If it had not been for a chance encounter with a screwdriver 26 years ago it is possible that Paul and Rachel Jacques might never have discovered the full riches of the Medieval gem in which they have lived for the greater part of their married lives.
Paul and Rachel, now in their mid-sixties, bought what they thought was a rambling old 13-roomed Oxfordshire farmhouse, dating mainly from Victorian times, because it had two staircases and they thought it would appeal to their three sons.
When the couple bought the house in 1977 it had appallingly primitive plumbing and vegetation growing through a hole in one of the rear walls on the ground floor. The Jacques were determined to use their practical skills to do as much of the restoration work as possible.
It was while Paul was trying to install central heating pipes inside a cavity in the drawing room that he dropped a screwdriver, and a discovery was about to be made. He fetched a torch, shone it into the cavity in order to try and locate the tool and nearly fell backwards when he was confronted with wall paintings. "They had a feathered pattern and I realised immediately that they were old," Paul says. How old he did not know until he called in conservation officer Dr Malcolm Airs, an expert on historic houses and now Professor of Historic Conservation at Oxford University.

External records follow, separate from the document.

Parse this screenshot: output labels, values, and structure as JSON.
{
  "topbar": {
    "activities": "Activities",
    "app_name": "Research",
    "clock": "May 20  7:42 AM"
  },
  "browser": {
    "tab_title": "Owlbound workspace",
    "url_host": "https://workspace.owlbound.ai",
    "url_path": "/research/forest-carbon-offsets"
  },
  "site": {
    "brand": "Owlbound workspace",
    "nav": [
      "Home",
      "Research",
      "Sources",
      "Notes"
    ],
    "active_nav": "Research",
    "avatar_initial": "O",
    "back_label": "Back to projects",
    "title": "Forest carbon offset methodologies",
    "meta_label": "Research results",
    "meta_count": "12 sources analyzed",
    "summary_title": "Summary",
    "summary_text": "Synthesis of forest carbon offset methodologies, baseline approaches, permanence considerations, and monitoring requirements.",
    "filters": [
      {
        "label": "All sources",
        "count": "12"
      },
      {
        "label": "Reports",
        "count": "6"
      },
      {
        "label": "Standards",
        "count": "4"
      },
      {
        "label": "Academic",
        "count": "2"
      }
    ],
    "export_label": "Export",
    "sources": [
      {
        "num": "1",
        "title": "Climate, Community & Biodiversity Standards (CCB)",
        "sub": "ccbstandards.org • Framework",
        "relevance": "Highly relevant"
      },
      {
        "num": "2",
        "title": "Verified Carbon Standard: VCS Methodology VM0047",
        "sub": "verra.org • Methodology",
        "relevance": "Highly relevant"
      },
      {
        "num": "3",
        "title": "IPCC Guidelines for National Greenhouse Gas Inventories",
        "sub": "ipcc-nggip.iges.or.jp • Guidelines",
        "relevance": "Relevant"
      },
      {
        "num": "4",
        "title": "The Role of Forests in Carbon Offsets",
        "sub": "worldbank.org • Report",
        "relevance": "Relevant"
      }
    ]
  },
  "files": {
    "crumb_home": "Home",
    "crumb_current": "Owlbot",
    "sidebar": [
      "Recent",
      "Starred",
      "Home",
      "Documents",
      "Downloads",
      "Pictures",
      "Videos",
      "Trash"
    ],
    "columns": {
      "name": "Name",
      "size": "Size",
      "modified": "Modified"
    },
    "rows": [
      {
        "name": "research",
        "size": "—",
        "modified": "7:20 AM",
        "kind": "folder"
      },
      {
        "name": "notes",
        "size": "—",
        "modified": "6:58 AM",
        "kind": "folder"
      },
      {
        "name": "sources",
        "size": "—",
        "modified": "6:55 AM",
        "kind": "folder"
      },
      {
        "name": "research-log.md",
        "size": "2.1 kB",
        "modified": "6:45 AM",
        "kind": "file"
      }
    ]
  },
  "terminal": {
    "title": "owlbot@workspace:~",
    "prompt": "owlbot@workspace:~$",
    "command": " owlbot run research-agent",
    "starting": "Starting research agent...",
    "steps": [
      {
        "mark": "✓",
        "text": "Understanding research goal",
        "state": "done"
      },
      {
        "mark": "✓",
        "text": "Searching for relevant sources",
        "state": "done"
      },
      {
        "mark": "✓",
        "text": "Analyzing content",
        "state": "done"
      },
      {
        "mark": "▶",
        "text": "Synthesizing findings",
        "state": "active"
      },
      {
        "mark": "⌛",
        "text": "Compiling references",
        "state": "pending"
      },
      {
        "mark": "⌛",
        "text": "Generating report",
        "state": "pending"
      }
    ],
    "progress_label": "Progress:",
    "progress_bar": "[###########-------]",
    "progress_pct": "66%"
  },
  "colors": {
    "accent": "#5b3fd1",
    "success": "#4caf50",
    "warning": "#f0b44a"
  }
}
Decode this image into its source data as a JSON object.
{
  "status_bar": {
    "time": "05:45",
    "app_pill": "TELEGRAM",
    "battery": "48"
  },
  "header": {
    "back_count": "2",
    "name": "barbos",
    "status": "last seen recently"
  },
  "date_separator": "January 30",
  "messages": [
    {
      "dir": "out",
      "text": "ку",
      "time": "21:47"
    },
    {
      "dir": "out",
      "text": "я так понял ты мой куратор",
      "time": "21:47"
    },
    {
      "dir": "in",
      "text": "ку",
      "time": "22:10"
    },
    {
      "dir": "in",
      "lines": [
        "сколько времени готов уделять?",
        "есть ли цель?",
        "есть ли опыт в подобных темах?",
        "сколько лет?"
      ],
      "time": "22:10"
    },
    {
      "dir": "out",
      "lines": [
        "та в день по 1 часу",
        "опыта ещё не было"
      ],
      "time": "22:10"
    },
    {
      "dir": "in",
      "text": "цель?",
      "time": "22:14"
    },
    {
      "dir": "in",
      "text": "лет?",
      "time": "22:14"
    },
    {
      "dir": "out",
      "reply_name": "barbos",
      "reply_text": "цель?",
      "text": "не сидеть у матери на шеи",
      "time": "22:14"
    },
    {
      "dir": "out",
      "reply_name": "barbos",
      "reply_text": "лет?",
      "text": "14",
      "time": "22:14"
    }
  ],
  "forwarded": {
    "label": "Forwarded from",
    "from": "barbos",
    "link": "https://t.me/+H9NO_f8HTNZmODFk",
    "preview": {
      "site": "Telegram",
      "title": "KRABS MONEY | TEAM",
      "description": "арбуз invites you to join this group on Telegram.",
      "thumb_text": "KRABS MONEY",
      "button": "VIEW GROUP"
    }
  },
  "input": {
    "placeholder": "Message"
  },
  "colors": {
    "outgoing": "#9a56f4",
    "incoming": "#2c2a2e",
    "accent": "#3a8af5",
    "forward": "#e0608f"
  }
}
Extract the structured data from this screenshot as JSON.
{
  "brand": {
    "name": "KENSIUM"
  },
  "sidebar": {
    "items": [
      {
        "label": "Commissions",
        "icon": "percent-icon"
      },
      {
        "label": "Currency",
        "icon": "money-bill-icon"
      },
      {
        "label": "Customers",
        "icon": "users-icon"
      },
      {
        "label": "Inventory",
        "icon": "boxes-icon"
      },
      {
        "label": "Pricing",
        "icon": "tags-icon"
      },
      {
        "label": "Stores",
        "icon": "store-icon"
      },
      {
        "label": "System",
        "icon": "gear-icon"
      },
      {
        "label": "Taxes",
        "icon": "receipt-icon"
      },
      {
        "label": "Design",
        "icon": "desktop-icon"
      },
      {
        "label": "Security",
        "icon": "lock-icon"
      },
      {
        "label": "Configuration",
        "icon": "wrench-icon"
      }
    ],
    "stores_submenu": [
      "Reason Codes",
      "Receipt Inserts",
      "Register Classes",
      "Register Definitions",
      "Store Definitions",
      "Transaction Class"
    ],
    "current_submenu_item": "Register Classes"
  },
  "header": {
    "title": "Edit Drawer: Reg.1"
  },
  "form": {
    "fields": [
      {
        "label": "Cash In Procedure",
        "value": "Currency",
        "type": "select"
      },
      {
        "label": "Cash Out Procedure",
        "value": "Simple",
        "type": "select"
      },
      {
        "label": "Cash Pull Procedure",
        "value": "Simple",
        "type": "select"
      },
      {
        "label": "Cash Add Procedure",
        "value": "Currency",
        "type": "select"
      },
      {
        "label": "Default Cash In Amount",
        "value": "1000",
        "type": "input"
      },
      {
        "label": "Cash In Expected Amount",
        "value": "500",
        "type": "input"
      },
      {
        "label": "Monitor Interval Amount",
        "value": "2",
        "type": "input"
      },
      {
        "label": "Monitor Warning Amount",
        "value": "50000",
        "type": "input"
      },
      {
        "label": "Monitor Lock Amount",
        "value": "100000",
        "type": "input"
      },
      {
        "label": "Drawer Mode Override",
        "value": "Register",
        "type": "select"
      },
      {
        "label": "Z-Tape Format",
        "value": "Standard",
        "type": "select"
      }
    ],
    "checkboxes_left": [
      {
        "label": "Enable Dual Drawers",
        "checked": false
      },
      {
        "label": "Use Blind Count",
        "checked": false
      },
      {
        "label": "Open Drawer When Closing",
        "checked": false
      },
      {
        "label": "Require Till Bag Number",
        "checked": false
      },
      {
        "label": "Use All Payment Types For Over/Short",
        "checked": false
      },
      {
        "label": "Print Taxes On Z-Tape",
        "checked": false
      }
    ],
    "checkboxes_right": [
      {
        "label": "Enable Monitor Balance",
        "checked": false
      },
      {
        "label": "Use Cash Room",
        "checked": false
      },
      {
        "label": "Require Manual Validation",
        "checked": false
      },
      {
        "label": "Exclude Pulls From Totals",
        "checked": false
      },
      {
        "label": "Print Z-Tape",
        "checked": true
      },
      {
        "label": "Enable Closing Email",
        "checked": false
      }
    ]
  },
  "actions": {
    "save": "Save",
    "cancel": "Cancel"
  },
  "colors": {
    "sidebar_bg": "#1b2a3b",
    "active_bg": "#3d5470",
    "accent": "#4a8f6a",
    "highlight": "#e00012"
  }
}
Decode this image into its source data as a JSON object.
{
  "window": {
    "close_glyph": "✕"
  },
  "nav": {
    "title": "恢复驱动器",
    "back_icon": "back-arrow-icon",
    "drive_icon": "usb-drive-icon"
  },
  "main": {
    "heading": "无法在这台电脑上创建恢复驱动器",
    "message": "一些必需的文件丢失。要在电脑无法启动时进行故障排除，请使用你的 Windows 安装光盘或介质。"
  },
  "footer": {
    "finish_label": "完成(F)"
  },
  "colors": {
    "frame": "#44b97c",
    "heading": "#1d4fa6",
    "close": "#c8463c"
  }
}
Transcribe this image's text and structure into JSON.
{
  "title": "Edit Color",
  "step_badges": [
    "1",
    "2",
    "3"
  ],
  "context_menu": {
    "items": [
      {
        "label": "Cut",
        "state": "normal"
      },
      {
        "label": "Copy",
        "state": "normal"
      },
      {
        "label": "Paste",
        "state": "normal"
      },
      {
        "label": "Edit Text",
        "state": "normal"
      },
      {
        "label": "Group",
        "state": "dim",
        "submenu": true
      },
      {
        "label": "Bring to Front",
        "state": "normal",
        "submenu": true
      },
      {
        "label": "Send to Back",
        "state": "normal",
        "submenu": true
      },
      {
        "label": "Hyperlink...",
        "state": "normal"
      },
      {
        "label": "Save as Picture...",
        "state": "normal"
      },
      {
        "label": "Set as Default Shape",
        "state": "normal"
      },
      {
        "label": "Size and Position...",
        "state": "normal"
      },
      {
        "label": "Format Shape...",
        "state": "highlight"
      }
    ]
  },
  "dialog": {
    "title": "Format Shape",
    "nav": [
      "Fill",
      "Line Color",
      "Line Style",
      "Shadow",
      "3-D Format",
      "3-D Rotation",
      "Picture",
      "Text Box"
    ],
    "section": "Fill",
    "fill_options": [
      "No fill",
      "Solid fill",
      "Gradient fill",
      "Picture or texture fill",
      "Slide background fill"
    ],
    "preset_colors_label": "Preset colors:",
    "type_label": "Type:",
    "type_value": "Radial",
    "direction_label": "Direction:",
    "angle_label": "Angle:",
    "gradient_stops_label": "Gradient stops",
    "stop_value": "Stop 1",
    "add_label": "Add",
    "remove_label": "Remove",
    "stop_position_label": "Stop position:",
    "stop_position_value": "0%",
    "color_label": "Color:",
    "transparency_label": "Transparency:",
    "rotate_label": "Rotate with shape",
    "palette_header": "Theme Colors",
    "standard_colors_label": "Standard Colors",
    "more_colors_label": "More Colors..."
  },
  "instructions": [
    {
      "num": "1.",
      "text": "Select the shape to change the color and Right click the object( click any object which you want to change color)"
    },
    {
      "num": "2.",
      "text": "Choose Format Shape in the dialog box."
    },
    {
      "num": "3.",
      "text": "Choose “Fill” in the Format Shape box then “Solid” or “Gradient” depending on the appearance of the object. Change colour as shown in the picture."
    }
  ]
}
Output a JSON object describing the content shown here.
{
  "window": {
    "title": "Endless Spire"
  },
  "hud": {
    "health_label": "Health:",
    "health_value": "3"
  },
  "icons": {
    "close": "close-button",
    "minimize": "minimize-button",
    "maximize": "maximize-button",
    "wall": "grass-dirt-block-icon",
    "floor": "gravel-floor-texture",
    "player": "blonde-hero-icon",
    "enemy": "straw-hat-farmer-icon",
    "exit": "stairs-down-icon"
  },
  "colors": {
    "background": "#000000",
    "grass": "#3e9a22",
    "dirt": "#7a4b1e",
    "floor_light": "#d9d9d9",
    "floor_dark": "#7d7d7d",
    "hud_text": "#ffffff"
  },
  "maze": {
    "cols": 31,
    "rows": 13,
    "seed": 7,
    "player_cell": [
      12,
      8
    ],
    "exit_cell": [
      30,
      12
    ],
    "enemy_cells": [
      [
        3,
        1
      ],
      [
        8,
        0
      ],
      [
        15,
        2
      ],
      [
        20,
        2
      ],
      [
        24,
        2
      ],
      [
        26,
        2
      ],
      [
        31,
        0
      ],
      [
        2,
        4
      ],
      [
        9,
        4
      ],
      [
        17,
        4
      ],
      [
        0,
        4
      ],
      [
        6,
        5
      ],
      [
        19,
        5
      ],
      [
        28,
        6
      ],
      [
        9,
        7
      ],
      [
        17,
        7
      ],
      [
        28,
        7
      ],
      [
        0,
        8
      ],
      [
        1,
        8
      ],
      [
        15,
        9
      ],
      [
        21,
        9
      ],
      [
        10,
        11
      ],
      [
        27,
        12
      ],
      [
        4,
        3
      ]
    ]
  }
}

He immediately recognised them as dating from the late-17th century.
Before long a large section of the lath and plaster walls that lined the timber-framed walls of the dining room was removed and Paul and Rachel had embarked on a thrilling journey of discovery that went on to last for 12 years, in the course of which the house became Grade 1 listed.
Fortunately Paul and Rachel have never regretted buying the house, despite the years of hard toil and the constant maintenance. "There have been masses of plusses and very few minuses," says Paul. The couple feel that their three sons have been influenced for the good by being brought up in the house, and all the help they received from Malcolm Airs and his extensive network of contacts, and from English Heritage, has been invaluable.
The English Heritage grant that Paul and Rachel received covered 40% of the costs of removing all the lath and plaster in the drawing room and conserving the wall paintings. It also helped with much of the outside work including removing all the render and repairing and conserving the oak frame beneath. The grants also covered work on the windows, the magnificent arch-braced collar roof, dating from around 1480, and the screens passage which has been dated to around 1240.
When four archaeological digs took place in the space of two years, the family simply moved around the house, after all, there are 13 rooms, including six bedrooms. However Paul does believe you have to be a certain sort of person to appreciate a house like this. "Fortunately we have always seen eye-to-eye on this sort of thing. I am quite practical and Rachel is a farmer's daughter and a former professional gardener. In addition she was brought up in an old house, so I reckon all this was in her blood far more than mine really." smiles Paul. The family admit they have made lots of friends and feel they have been able to add to the community in Chalgrove.
A few years after the discovery of the drawing room wall paintings Paul discovered a second, and far older, set in one of the bedrooms. They are dated from around 1580 - about 100 years older than the paintings that occur in the drawing room. They are an unusual silver/grey colour and are painted on the beams as well as some of the plasterwork.
Another surprise came three years ago when stripping the modern paint off an internal door. Paul came across some extremely old red paint, called in an expert and it turned out to be the original 15th century paint and has now been expertly conserved.
The latest discovery was made by some visitors from English Heritage who came to show some students round. They discovered a set of quite deliberate incised marks around some of the doorways. These are known as apotropaic marks and are thought to have been a form of appeal to a deity to keep the house free of evil spirits.
Over the years the couple have had many ups and downs carrying out all the work, but they were able. They were able to complete the story a few years ago when the title of the manor came up for sale and they were able to purchase it from Magdalen College, Oxford. "Buying the title at a sale in London was quite an experience. We were under the glare of all the media," Paul says.
Today the three boys have all grown up and gone away, but Paul and Rachel never feel they are rattling around because there is always so much coming and going because so many people are still showing such an interest in the old house.